What CIOs Need to Know about Cyber Liability Insurance
As we are all aware, data breaches have reached epidemic proportions globally and most CIOs are saying it’s not a matter of if we get breached but when. Many of those breaches go unreported and that means that the victim has no idea a data breach occurred in the first place.
Large corporations bought cyber liability insurance to protect against things they claimed their software said it would do but couldn’t. Over time, that liability insurance evolved to cyber liability. Nowadays, when a data breach occurs, companies can lose millions of dollars in lost revenue and suffer insurmountable reputational harm to their global brand. To minimize the impact and protect against financial harm, more and more companies are purchasing cyber liability insurance.
However, industry experts are questioning what these policies really cover and if separate cyber insurance is even necessary. At a minimum, there are misconceptions on the topic. In some cases, buyers overestimate what activity is covered – such as thinking that it covers the entire breach lifecycle and expense, which is not the case. Perhaps most worrisome is that some CIOs think that insurance will allow for reduced spending and less robust security programs. Yet losses that are the result of poor security practices or failure to disclose issues are not covered.
Cyber liability insurance is no substitute for security best practices.
Types of Cyber Liability Insurance:
• Errors and Omissions: It covers claims arising from errors in the performance of your services. This can include technology services, like software and consulting, or more traditional professional services like lawyers, doctors, architects and engineers.

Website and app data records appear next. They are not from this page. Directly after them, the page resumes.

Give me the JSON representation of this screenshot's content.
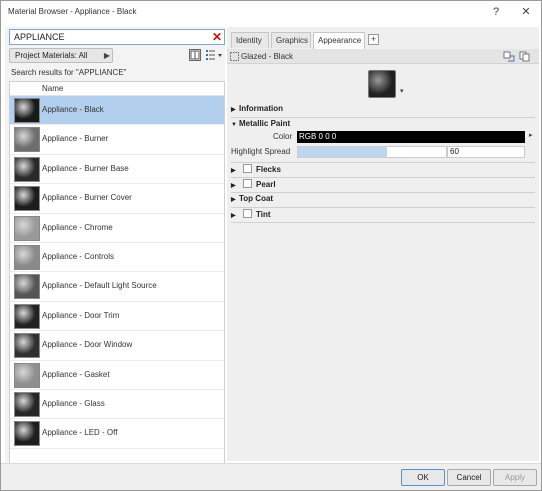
{
  "window": {
    "title": "Material Browser - Appliance - Black",
    "help_label": "?",
    "close_label": "✕"
  },
  "search": {
    "value": "APPLIANCE",
    "clear_icon": "close-icon"
  },
  "library": {
    "dropdown_label": "Project Materials: All",
    "dropdown_arrow": "▶"
  },
  "results": {
    "label": "Search results for \"APPLIANCE\"",
    "column_header": "Name",
    "items": [
      {
        "label": "Appliance - Black",
        "swatch": "#1a1a1a",
        "selected": true
      },
      {
        "label": "Appliance - Burner",
        "swatch": "#6e6e6e",
        "selected": false
      },
      {
        "label": "Appliance - Burner Base",
        "swatch": "#2a2a2a",
        "selected": false
      },
      {
        "label": "Appliance - Burner Cover",
        "swatch": "#1c1c1c",
        "selected": false
      },
      {
        "label": "Appliance - Chrome",
        "swatch": "#9a9a9a",
        "selected": false
      },
      {
        "label": "Appliance - Controls",
        "swatch": "#8a8a8a",
        "selected": false
      },
      {
        "label": "Appliance - Default Light Source",
        "swatch": "#555555",
        "selected": false
      },
      {
        "label": "Appliance - Door Trim",
        "swatch": "#222222",
        "selected": false
      },
      {
        "label": "Appliance - Door Window",
        "swatch": "#303030",
        "selected": false
      },
      {
        "label": "Appliance - Gasket",
        "swatch": "#8f8f8f",
        "selected": false
      },
      {
        "label": "Appliance - Glass",
        "swatch": "#262626",
        "selected": false
      },
      {
        "label": "Appliance - LED - Off",
        "swatch": "#1e1e1e",
        "selected": false
      }
    ]
  },
  "footer": {
    "collapse_label": "«"
  },
  "editor": {
    "tabs": [
      {
        "label": "Identity",
        "active": false
      },
      {
        "label": "Graphics",
        "active": false
      },
      {
        "label": "Appearance",
        "active": true
      }
    ],
    "add_tab_label": "+",
    "asset_name": "Glazed - Black",
    "sections": {
      "information": "Information",
      "metallic_paint": "Metallic Paint",
      "flecks": "Flecks",
      "pearl": "Pearl",
      "top_coat": "Top Coat",
      "tint": "Tint"
    },
    "color": {
      "label": "Color",
      "value": "RGB 0 0 0",
      "swatch": "#000000"
    },
    "highlight_spread": {
      "label": "Highlight Spread",
      "value": "60",
      "fill_fraction": 0.6
    }
  },
  "buttons": {
    "ok": "OK",
    "cancel": "Cancel",
    "apply": "Apply"
  }
}
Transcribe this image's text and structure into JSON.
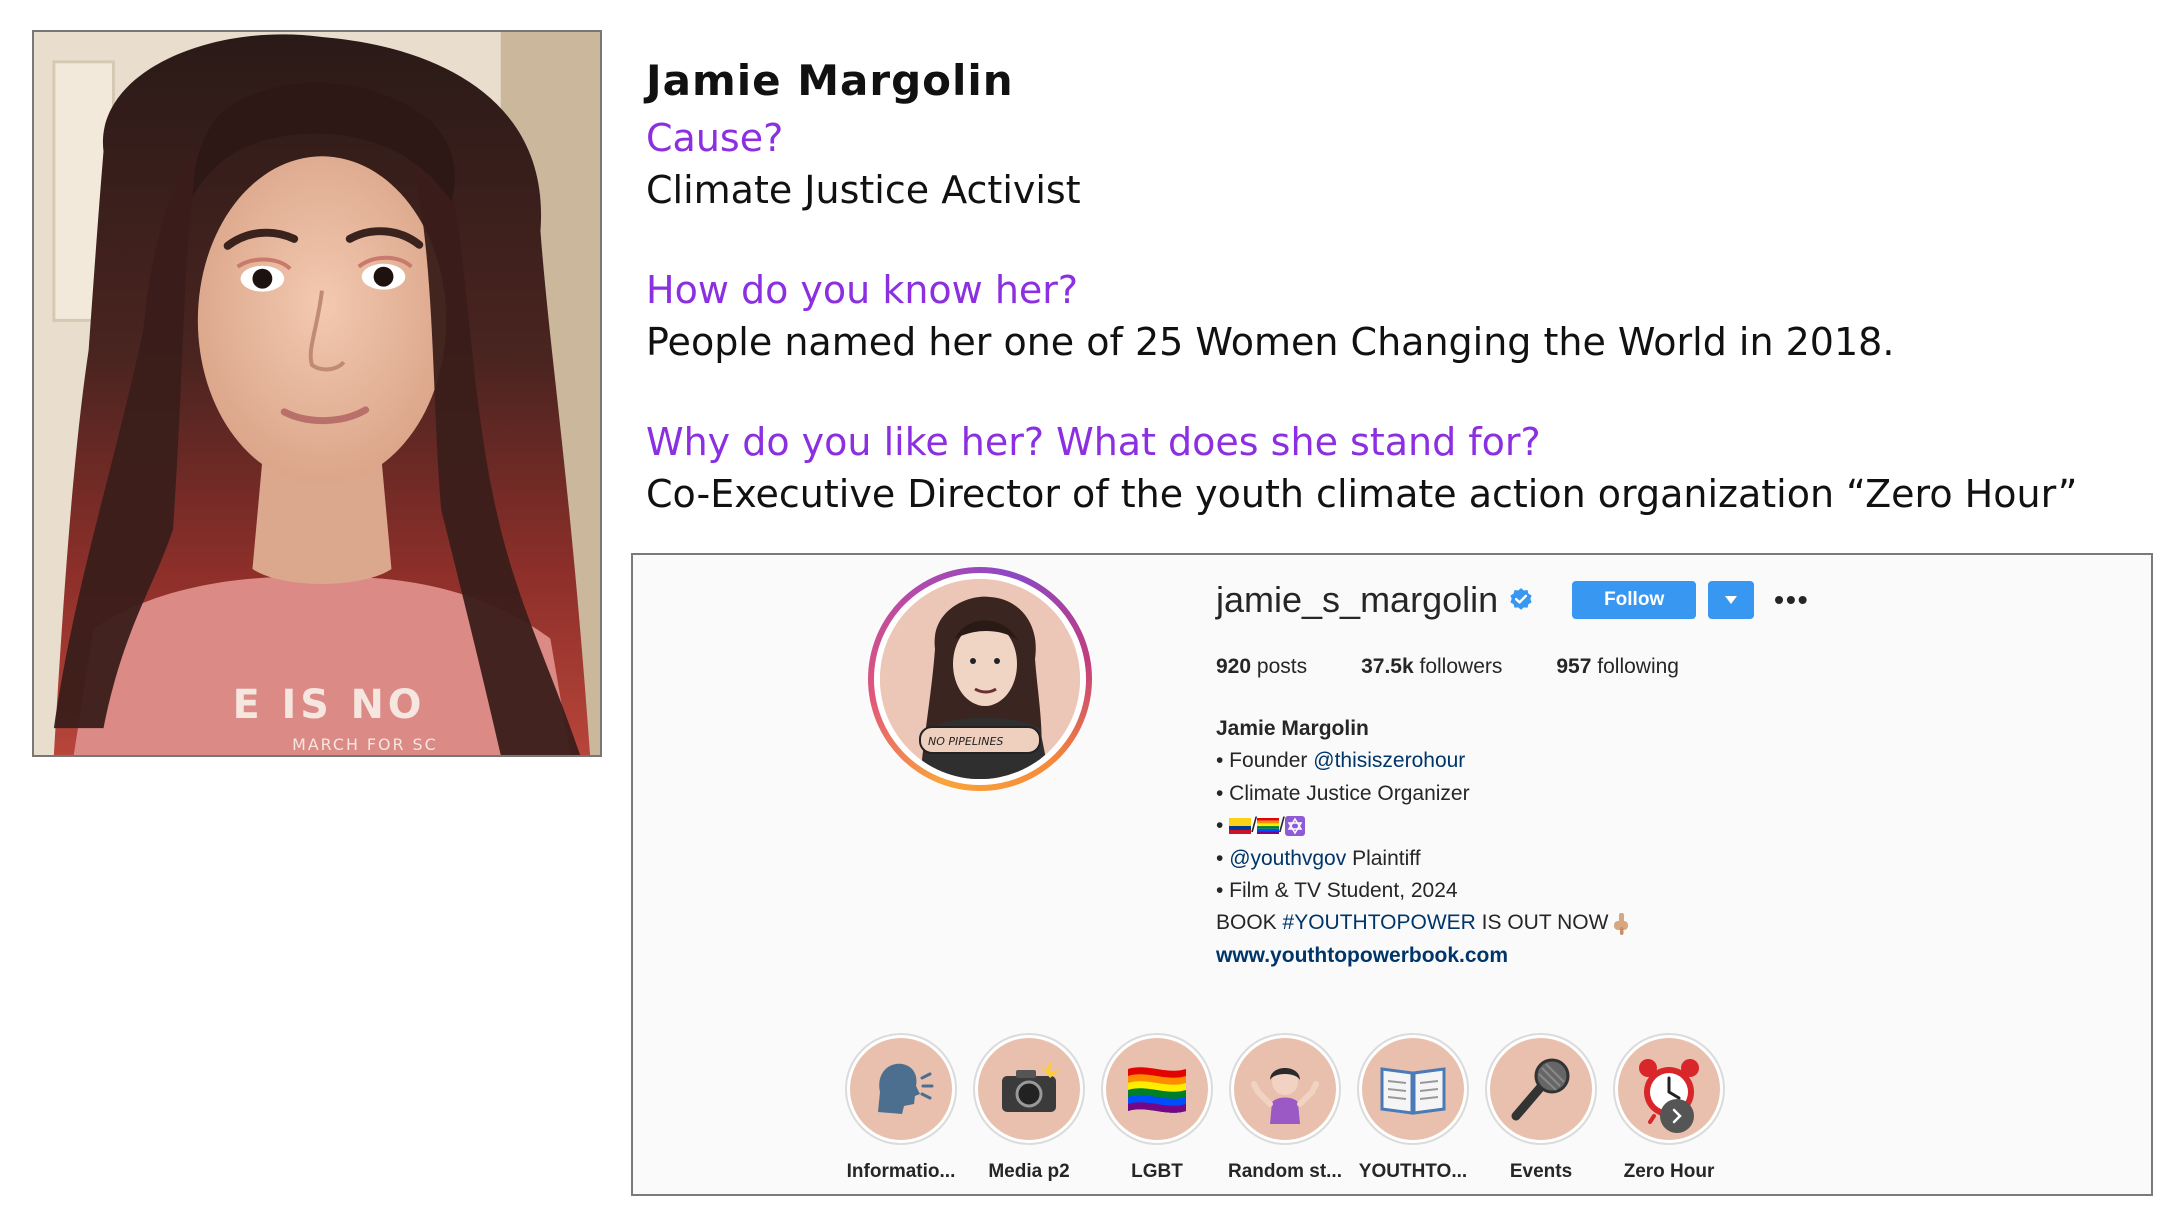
{
  "bio": {
    "name": "Jamie Margolin",
    "q1": "Cause?",
    "a1": "Climate Justice Activist",
    "q2": "How do you know her?",
    "a2": "People named her one of 25 Women Changing the World in 2018.",
    "q3": "Why do you like her? What does she stand for?",
    "a3": "Co-Executive Director of the youth climate action organization “Zero Hour”"
  },
  "photo": {
    "shirt_text": "E IS NO",
    "shirt_subtext": "MARCH FOR SC"
  },
  "instagram": {
    "username": "jamie_s_margolin",
    "follow_label": "Follow",
    "more_label": "•••",
    "stats": {
      "posts_count": "920",
      "posts_label": "posts",
      "followers_count": "37.5k",
      "followers_label": "followers",
      "following_count": "957",
      "following_label": "following"
    },
    "full_name": "Jamie Margolin",
    "bio_lines": {
      "founder_prefix": "• Founder ",
      "founder_handle": "@thisiszerohour",
      "organizer": "• Climate Justice Organizer",
      "flags_prefix": "• ",
      "flags_sep1": "/",
      "flags_sep2": "/",
      "plaintiff_prefix": "• ",
      "plaintiff_handle": "@youthvgov",
      "plaintiff_suffix": " Plaintiff",
      "student": "• Film & TV Student, 2024",
      "book_prefix": "BOOK ",
      "book_tag": "#YOUTHTOPOWER",
      "book_suffix": " IS OUT NOW",
      "url": "www.youthtopowerbook.com"
    },
    "avatar_text": "NO PIPELINES",
    "highlights": [
      {
        "label": "Informatio...",
        "emoji": "🗣️"
      },
      {
        "label": "Media p2",
        "emoji": "📸"
      },
      {
        "label": "LGBT",
        "emoji": "🏳️‍🌈"
      },
      {
        "label": "Random st...",
        "emoji": "🤷‍♀️"
      },
      {
        "label": "YOUTHTO...",
        "emoji": "📖"
      },
      {
        "label": "Events",
        "emoji": "🎤"
      },
      {
        "label": "Zero Hour",
        "emoji": "⏰"
      }
    ],
    "colors": {
      "accent_blue": "#3897f0",
      "link": "#003569",
      "question_purple": "#8b2fe0"
    }
  }
}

• Media Liability: These are advertising injury claims such as infringement of intellectual property, copyright/trademark infringement and libel and slander. Due to the presence of the internet in businesses today, technology companies have seen this coverage migrate from their general liability policy to being bundled into a media component in a cyber policy (or a separate media liability policy). Coverage here can extend to offline content as well.
• Network Security: A failure of network security can lead to many different exposures, including a consumer data breach, destruction of data, virus transmission and cyber extortion. Network security coverage can also apply if you’re holding trade secrets or patent applications for a client, and that information is accessed due to a failure of your security.
• Privacy: Privacy doesn’t have to involve a network security failure. It can be a breach of physical records, such as files tossed in a dumpster, or human error such as a lost laptop, or sending a file full of customer account information to the wrong email address. Companies have also faced liability from returning a photocopier with a hard drive that contained unwiped customer tax records. A privacy breach can also include an action like wrongful collection of information.
While it has some very clear benefits, having cyber liability insurance is not an excuse to have poor cyber security solutions in place, just like having auto insurance doesn’t give you license to drive recklessly. Cyber insurance is not about transferring the responsibility of securing your organization to an insurer; CIOs must still be in compliance and have standard safeguards in place.
Regardless of your cyber liability insurance policy, remember these simple security practices:
• Write and put in place a data breach response plan in the event of a breach
• Conduct an external penetration test to highlight potential areas to address
• Keep all your systems and software patched up
• Implement strong access controls to reduce the use of stolen credentials
• Have security controls in place that will reduce your CLI premium and strengthen your security posture
As a CIO, you will want to demonstrate to your insurer that your organization did all that it could to protect itself and its assets effectively. Cyber liability insurance is no substitute for security best practices.